On the other hand, passengers who use trains daily could be issued with an electronic card which they would be required to insert into an automated machine located at the station. The machine would have a siren that sounds in the case a customer has insufficient funds to pay for travel. Thus, the customer cannot get a ticket until the necessary payments are made. There are such passengers who may use a train only once, for example, a tourist who does not stay in the country for a long time. Hence, there is no need for obtaining the electronic card. The tourist therefore may make an online booking or visit the station and pay for his journey. This will also reduce the long queues by a significant amount.
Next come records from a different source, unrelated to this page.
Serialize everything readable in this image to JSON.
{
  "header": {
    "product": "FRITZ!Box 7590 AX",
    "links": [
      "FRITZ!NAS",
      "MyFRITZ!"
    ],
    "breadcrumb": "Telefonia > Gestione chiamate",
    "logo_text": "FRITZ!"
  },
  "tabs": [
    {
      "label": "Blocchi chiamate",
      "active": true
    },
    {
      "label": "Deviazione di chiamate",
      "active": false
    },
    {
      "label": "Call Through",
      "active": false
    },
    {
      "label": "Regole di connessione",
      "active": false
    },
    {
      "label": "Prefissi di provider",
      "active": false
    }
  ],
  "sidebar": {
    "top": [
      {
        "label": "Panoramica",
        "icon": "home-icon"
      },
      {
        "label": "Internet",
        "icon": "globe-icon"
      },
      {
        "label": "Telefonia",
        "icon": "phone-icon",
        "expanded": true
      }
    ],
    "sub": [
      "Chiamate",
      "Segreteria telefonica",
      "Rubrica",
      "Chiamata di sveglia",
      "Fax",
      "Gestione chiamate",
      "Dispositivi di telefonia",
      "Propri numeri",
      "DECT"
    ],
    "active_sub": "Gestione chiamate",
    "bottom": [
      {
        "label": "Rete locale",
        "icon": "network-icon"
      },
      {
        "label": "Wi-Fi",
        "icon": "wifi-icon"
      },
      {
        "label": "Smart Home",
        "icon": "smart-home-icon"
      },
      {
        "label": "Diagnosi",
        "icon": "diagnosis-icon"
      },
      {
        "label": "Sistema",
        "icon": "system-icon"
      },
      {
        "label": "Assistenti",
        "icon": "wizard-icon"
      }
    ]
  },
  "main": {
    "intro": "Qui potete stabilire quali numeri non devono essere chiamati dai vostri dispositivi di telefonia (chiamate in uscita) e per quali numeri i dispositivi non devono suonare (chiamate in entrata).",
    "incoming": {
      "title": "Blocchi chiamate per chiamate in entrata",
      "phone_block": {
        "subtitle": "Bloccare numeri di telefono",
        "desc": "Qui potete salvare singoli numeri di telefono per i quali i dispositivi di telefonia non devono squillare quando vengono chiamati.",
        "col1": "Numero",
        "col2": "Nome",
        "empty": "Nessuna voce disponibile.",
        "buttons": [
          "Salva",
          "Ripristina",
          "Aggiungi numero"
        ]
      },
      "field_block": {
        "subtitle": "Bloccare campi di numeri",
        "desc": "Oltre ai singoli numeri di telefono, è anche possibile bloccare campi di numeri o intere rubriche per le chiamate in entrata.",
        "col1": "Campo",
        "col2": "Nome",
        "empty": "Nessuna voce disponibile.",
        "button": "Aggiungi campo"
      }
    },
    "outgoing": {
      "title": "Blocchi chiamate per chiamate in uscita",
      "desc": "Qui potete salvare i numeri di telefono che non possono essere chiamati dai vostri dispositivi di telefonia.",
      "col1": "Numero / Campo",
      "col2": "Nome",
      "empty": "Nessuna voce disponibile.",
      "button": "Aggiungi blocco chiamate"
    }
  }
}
The station should maintain a database that contains personal details of all passengers who use the train. It simplifies the ticket sales procedure and helps to avoid cases when a passenger misses a journey as a result of loss of travel documents.